**EXERCISE OBJECTIVE:** In the records below, find each line with "Permissions" and copy it.

++++ RECORDS SHOWN ++++

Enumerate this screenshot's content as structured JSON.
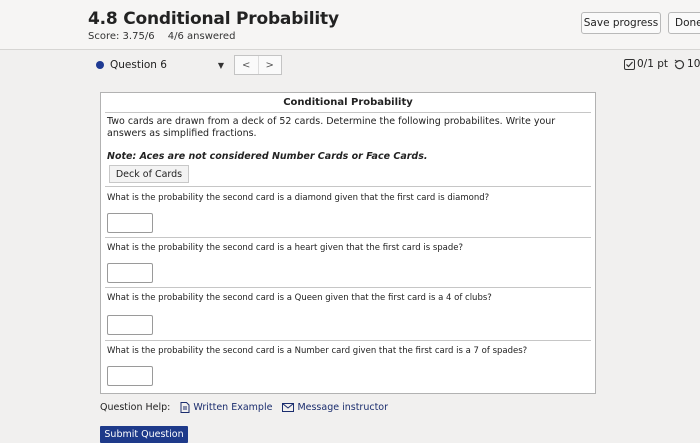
{
  "header": {
    "title": "4.8 Conditional Probability",
    "score_label": "Score: 3.75/6",
    "answered_label": "4/6 answered",
    "save_button": "Save progress",
    "done_button": "Done"
  },
  "question_nav": {
    "selected_question": "Question 6",
    "prev_glyph": "<",
    "next_glyph": ">",
    "points": "0/1 pt",
    "retries": "10"
  },
  "problem": {
    "title": "Conditional Probability",
    "intro": "Two cards are drawn from a deck of 52 cards. Determine the following probabilites. Write your answers as simplified fractions.",
    "note": "Note: Aces are not considered Number Cards or Face Cards.",
    "deck_button": "Deck of Cards",
    "questions": [
      {
        "text": "What is the probability the second card is a diamond given that the first card is diamond?",
        "answer": ""
      },
      {
        "text": "What is the probability the second card is a heart given that the first card is spade?",
        "answer": ""
      },
      {
        "text": "What is the probability the second card is a Queen given that the first card is a 4 of clubs?",
        "answer": ""
      },
      {
        "text": "What is the probability the second card is a Number card given that the first card is a 7 of spades?",
        "answer": ""
      }
    ]
  },
  "help": {
    "label": "Question Help:",
    "written_example": "Written Example",
    "message_instructor": "Message instructor"
  },
  "submit_button": "Submit Question",
  "colors": {
    "accent": "#1e3a8a",
    "link": "#1b2d6e",
    "background": "#f1f0ef"
  }
}
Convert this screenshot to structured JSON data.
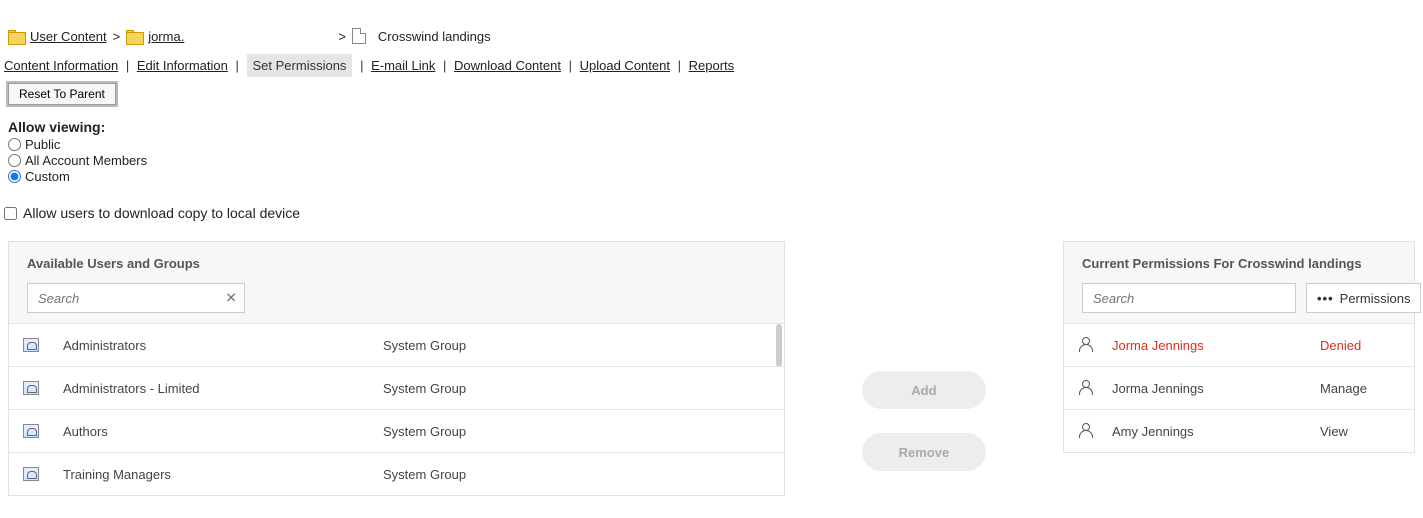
{
  "breadcrumb": {
    "items": [
      {
        "label": "User Content"
      },
      {
        "label": "jorma."
      }
    ],
    "current": "Crosswind landings"
  },
  "tabs": {
    "content_info": "Content Information",
    "edit_info": "Edit Information",
    "set_permissions": "Set Permissions",
    "email_link": "E-mail Link",
    "download_content": "Download Content",
    "upload_content": "Upload Content",
    "reports": "Reports"
  },
  "reset_button": "Reset To Parent",
  "allow_viewing": {
    "title": "Allow viewing:",
    "public": "Public",
    "all_members": "All Account Members",
    "custom": "Custom",
    "selected": "custom"
  },
  "download_checkbox": "Allow users to download copy to local device",
  "left_panel": {
    "title": "Available Users and Groups",
    "search_placeholder": "Search",
    "rows": [
      {
        "name": "Administrators",
        "type": "System Group"
      },
      {
        "name": "Administrators - Limited",
        "type": "System Group"
      },
      {
        "name": "Authors",
        "type": "System Group"
      },
      {
        "name": "Training Managers",
        "type": "System Group"
      }
    ]
  },
  "middle": {
    "add": "Add",
    "remove": "Remove"
  },
  "right_panel": {
    "title": "Current Permissions For Crosswind landings",
    "search_placeholder": "Search",
    "permissions_btn": "Permissions",
    "rows": [
      {
        "name": "Jorma Jennings",
        "perm": "Denied",
        "denied": true
      },
      {
        "name": "Jorma Jennings",
        "perm": "Manage",
        "denied": false
      },
      {
        "name": "Amy Jennings",
        "perm": "View",
        "denied": false
      }
    ]
  }
}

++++

**YOUR SOLUTION:**
    "set_permissions": "Set Permissions",
    "title": "Current Permissions For Crosswind landings",
    "permissions_btn": "Permissions",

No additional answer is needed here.